● What you need to do: Could you give the data below again exactly, apart from the pictures?

(Dataset excerpts)
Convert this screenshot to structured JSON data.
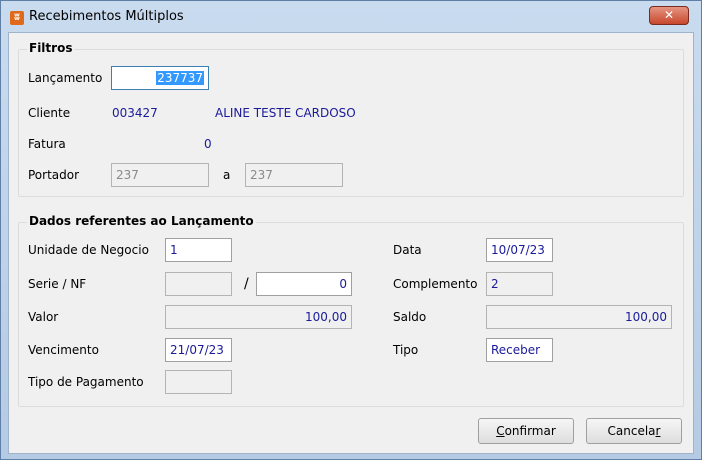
{
  "window": {
    "title": "Recebimentos Múltiplos",
    "close_glyph": "✕",
    "icon_glyph": "ʬ"
  },
  "filtros": {
    "group_title": "Filtros",
    "lancamento_label": "Lançamento",
    "lancamento_value": "237737",
    "cliente_label": "Cliente",
    "cliente_codigo": "003427",
    "cliente_nome": "ALINE TESTE CARDOSO",
    "fatura_label": "Fatura",
    "fatura_value": "0",
    "portador_label": "Portador",
    "portador_de": "237",
    "portador_sep": "a",
    "portador_ate": "237"
  },
  "dados": {
    "group_title": "Dados referentes ao Lançamento",
    "unidade_label": "Unidade de Negocio",
    "unidade_value": "1",
    "serie_label": "Serie / NF",
    "serie_value": "",
    "serie_sep": "/",
    "nf_value": "0",
    "valor_label": "Valor",
    "valor_value": "100,00",
    "vencimento_label": "Vencimento",
    "vencimento_value": "21/07/23",
    "tipo_pagamento_label": "Tipo de Pagamento",
    "tipo_pagamento_value": "",
    "data_label": "Data",
    "data_value": "10/07/23",
    "complemento_label": "Complemento",
    "complemento_value": "2",
    "saldo_label": "Saldo",
    "saldo_value": "100,00",
    "tipo_label": "Tipo",
    "tipo_value": "Receber"
  },
  "buttons": {
    "confirmar_first": "C",
    "confirmar_rest": "onfirmar",
    "cancelar_main": "Cancela",
    "cancelar_last": "r"
  }
}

● The answer:
Convert this screenshot to structured JSON data.
{
  "window": {
    "title": "Recebimentos Múltiplos",
    "close_glyph": "✕",
    "icon_glyph": "ʬ"
  },
  "filtros": {
    "group_title": "Filtros",
    "lancamento_label": "Lançamento",
    "lancamento_value": "237737",
    "cliente_label": "Cliente",
    "cliente_codigo": "003427",
    "cliente_nome": "ALINE TESTE CARDOSO",
    "fatura_label": "Fatura",
    "fatura_value": "0",
    "portador_label": "Portador",
    "portador_de": "237",
    "portador_sep": "a",
    "portador_ate": "237"
  },
  "dados": {
    "group_title": "Dados referentes ao Lançamento",
    "unidade_label": "Unidade de Negocio",
    "unidade_value": "1",
    "serie_label": "Serie / NF",
    "serie_value": "",
    "serie_sep": "/",
    "nf_value": "0",
    "valor_label": "Valor",
    "valor_value": "100,00",
    "vencimento_label": "Vencimento",
    "vencimento_value": "21/07/23",
    "tipo_pagamento_label": "Tipo de Pagamento",
    "tipo_pagamento_value": "",
    "data_label": "Data",
    "data_value": "10/07/23",
    "complemento_label": "Complemento",
    "complemento_value": "2",
    "saldo_label": "Saldo",
    "saldo_value": "100,00",
    "tipo_label": "Tipo",
    "tipo_value": "Receber"
  },
  "buttons": {
    "confirmar_first": "C",
    "confirmar_rest": "onfirmar",
    "cancelar_main": "Cancela",
    "cancelar_last": "r"
  }
}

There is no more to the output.